There’s the politics and the anger too. And again, the desire to do something for the people are truly going through this tragedy – but what? That’s not rhetorical and I’d really love input. What’s meaningful right now besides just thoughts and prayers?

I have the feeling that we’re halfway through this novel. That right now, the black entity has covered up a lot of hearts and homes with sadness. But I also want to believe that we’ve yet to come to resolution. And I want to believe it will be a good, renewing resolution that feels like growth somehow. This is not a kid’s novel, but I have to believe it will come out ok.

Gratitude in the Red Zone

Once upon a time, when she was queen of the chopping-vegetables-for-dinner-in-America hour, Oprah decided that gratitude was in fashion. As I remember it, no one was thinking about gratitude, and then Oprah started keeping a journal and *BOOM* an enlightened population. I believe the same thing happened with The Secret a few years later. This post wasn’t designed to be a meditation on the awesome power of Ms. Winfrey, but, damn…right?

Anyway, of all the lessons she taught us during her tenure, this is the one that (for me) has legs.

We judge people on their character, and I think the level of gratitude that someone has for their own life is a major, major hallmark of that character. It never ceases to amaze me when I come across someone who has encountered terrible circumstances, but it seems to roll of their back. They give tragedy its space, but focus energy elsewhere. These are the most inspiring people in the world, and the kind of people that I aspire to be like.

Then, there are other kinds of folks. You know, especially if you’ve worked in customer service or attended high school, who I’m talking about. Although, I think teens generally get a pass on this because it’s evolutionarily imperative that we all spend a few years in a**hole jail before we get to be fully developed humans. But in general, when you encounter an adult who bandies about the term “fml” with frowny exuberance, you pretty much know what you’re dealing with.

This is all brought home to me as my third trimester inches closer to the red zone. The red zone is what I’m calling the space of time when all the crummy parts of pregnancy that one has dealt with in isolation (e.g., nausea in the beginning, muscle pain checkered throughout, insomnia once in a while, indigestion, etc.) all come back together like it’s the final number in a musical, or the series finale of a long running sitcom and every character we’ve ever cared about comes back for a cameo or some plot resolution (spoiler alert: it was all the dream of someone who fell into a coma at a snow globe factory, so screw you, the viewing public).

That’s the longest sentence I’ve ever written.

I will tell you that I have had a blessedly easy few months and am unbelievably grateful for that. And when things start to get red zone-ish, that’s what I have to concentrate on. I won’t lie – I’ve whined on Facebook. But I am resolving to keep that kind of junk to the bare minimum.

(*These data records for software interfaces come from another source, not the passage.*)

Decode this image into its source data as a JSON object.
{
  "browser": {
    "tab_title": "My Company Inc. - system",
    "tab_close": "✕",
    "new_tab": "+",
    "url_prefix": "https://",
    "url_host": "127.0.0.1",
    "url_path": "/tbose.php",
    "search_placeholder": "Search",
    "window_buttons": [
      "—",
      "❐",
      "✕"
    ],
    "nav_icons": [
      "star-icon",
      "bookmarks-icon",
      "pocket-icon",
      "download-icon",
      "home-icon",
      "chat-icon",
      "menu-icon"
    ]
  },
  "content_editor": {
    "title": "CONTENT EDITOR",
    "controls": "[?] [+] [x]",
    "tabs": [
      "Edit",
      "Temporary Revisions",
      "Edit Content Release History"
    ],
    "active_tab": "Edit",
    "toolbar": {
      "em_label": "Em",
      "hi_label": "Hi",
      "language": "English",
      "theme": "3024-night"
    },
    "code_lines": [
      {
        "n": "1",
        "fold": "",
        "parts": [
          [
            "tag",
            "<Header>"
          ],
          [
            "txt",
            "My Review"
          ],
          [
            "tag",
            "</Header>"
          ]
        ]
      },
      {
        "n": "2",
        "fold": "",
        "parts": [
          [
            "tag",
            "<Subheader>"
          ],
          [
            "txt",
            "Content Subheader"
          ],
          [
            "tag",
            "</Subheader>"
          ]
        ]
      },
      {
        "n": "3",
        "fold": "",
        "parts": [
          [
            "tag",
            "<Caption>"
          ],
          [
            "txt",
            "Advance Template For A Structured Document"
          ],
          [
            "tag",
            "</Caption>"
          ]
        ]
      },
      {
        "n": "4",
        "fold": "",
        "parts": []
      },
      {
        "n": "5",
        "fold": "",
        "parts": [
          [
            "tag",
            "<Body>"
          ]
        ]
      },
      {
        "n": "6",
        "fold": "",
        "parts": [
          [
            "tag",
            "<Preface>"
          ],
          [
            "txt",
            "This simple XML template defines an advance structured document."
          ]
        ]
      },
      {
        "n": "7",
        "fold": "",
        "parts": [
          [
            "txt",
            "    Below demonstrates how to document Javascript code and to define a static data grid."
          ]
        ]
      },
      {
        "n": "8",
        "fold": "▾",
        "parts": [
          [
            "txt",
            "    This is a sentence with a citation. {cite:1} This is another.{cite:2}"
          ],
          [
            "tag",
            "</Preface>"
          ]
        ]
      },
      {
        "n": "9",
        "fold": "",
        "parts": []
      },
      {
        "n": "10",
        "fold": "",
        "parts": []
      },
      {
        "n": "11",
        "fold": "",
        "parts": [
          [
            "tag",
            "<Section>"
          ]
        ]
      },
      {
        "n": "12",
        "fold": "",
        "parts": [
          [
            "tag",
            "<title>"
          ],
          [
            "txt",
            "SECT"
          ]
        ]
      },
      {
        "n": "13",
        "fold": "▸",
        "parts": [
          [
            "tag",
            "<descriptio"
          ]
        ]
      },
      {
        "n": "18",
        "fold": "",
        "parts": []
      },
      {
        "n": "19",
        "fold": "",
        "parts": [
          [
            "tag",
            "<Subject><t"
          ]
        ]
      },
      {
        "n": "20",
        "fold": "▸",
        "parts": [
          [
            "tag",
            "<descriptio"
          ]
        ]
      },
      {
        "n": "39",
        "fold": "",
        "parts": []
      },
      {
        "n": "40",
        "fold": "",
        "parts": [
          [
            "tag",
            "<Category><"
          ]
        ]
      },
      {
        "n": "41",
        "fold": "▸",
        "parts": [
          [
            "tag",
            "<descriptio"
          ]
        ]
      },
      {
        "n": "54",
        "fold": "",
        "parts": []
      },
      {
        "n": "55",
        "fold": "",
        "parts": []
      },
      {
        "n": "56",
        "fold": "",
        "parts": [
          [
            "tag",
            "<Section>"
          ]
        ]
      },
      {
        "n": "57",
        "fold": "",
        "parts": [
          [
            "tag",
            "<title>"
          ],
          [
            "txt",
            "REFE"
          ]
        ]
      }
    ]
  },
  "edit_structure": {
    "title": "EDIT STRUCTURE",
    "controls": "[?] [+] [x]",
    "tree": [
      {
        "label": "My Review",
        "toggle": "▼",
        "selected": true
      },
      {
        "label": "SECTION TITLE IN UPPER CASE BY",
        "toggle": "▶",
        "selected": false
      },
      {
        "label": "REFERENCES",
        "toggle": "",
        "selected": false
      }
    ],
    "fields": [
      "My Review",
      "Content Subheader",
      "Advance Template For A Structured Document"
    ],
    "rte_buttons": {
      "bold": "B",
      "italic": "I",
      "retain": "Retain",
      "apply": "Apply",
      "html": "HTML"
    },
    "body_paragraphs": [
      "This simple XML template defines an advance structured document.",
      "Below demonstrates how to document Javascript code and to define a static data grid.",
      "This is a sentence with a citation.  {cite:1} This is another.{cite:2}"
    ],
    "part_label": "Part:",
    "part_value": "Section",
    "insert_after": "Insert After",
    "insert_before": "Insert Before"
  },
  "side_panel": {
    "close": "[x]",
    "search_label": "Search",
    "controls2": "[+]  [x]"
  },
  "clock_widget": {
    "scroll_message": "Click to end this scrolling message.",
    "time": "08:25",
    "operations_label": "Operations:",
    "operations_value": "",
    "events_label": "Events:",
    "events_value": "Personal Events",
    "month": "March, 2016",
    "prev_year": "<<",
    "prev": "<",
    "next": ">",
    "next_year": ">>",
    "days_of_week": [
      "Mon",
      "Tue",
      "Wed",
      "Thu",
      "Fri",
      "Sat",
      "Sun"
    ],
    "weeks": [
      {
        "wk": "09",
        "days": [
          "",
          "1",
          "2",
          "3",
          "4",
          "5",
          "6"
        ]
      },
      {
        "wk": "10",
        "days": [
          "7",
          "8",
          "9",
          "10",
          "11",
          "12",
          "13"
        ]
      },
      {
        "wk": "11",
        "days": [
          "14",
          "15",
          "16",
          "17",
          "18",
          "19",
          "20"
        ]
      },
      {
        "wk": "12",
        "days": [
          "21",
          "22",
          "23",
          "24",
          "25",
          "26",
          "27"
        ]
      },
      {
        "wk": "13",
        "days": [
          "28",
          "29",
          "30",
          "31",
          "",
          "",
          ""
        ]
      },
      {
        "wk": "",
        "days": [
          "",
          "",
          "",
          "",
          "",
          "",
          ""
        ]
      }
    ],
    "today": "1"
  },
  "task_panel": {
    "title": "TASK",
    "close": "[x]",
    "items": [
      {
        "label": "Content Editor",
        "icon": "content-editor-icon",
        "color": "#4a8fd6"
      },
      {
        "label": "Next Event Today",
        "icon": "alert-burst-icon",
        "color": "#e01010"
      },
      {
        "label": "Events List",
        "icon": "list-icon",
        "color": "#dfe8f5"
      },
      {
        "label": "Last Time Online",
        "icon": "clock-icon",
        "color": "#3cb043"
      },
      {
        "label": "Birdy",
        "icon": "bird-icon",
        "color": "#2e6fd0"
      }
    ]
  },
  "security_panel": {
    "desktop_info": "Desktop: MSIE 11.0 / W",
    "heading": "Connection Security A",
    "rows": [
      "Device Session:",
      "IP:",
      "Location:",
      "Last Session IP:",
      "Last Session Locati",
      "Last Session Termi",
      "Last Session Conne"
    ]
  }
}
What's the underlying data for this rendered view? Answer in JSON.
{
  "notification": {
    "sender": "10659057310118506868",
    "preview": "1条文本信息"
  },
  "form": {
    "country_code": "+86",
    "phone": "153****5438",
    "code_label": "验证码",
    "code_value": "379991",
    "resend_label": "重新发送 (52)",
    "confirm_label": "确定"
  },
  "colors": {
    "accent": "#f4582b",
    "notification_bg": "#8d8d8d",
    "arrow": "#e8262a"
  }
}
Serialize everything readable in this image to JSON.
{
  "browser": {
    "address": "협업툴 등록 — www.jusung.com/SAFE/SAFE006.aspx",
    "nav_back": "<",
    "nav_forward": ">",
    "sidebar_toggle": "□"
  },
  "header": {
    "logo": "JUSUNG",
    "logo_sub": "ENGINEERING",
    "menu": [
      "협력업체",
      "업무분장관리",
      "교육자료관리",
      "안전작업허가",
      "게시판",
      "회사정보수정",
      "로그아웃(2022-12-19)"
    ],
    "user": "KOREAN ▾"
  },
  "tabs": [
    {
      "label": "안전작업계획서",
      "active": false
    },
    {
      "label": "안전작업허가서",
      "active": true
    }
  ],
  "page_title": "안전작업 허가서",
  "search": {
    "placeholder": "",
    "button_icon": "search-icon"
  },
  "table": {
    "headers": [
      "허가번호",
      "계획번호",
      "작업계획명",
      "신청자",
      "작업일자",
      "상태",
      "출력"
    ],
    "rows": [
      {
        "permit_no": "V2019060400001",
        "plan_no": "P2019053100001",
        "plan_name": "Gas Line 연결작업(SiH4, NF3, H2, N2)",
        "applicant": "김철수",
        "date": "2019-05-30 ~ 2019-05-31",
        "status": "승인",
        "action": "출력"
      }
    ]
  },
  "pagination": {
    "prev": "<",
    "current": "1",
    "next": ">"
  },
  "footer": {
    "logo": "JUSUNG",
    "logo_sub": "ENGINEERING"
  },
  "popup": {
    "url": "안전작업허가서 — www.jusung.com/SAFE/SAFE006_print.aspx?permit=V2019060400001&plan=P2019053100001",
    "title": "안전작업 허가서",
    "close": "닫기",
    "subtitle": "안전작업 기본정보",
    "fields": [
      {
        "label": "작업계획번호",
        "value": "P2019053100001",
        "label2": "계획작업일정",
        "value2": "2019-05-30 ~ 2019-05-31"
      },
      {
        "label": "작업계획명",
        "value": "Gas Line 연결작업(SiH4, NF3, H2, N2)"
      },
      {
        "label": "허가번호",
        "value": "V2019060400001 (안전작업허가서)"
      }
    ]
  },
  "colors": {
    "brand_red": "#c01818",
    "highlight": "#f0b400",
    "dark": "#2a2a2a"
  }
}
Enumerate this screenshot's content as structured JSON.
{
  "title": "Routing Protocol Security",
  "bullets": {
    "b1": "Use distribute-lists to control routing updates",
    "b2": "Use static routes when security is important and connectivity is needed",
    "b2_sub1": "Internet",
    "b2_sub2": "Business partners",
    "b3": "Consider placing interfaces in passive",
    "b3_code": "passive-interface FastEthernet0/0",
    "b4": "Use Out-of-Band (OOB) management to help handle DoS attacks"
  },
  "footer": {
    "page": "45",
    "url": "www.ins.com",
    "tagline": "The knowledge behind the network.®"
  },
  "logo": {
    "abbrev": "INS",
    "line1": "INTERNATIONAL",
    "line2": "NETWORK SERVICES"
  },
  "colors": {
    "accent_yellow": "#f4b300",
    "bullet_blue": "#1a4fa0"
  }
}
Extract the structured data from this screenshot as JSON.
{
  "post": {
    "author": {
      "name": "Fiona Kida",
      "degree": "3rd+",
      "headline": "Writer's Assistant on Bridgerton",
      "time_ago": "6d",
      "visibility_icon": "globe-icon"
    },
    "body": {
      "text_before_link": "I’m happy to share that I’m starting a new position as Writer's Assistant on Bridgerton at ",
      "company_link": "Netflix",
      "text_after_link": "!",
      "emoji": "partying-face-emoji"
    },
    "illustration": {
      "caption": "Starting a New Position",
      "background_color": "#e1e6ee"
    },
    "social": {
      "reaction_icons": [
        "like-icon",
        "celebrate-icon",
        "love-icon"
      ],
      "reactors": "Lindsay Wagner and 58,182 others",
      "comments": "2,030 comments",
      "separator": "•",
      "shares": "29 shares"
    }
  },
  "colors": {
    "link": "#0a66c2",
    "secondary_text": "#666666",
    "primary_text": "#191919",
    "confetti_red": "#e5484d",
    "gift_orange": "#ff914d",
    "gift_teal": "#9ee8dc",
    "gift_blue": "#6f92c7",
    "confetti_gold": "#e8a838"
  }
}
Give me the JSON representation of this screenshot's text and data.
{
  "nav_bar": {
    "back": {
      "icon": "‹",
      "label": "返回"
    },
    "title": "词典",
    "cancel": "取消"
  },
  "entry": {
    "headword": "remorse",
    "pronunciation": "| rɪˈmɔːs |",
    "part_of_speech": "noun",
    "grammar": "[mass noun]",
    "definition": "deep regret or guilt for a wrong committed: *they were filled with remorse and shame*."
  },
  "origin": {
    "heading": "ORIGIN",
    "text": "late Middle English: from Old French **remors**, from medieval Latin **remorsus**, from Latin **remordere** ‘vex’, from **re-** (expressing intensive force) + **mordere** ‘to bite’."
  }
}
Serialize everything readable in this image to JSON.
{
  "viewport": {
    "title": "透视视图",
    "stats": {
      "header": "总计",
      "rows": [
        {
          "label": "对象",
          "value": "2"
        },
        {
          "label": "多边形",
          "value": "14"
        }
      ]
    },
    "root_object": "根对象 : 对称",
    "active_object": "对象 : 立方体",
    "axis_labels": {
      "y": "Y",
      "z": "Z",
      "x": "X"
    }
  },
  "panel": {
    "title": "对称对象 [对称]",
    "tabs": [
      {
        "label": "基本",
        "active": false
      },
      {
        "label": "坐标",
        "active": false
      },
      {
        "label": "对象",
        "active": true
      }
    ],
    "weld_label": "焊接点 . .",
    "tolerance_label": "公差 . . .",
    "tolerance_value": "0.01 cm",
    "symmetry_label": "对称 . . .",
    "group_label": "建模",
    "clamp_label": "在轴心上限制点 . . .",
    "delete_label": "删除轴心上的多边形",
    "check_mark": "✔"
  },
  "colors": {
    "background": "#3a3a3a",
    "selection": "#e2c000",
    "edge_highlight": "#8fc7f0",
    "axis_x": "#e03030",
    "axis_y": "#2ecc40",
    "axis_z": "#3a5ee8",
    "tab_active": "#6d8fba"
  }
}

Because the thing is, I AM so grateful. It’s not a stretch or anything admirable – just the truth. I’ve got a good thing going, even when all I want to do is puke. I’m a grateful girl who wants to puke her guts out.

And guys, it’s Hobbit day. And almost Christmas.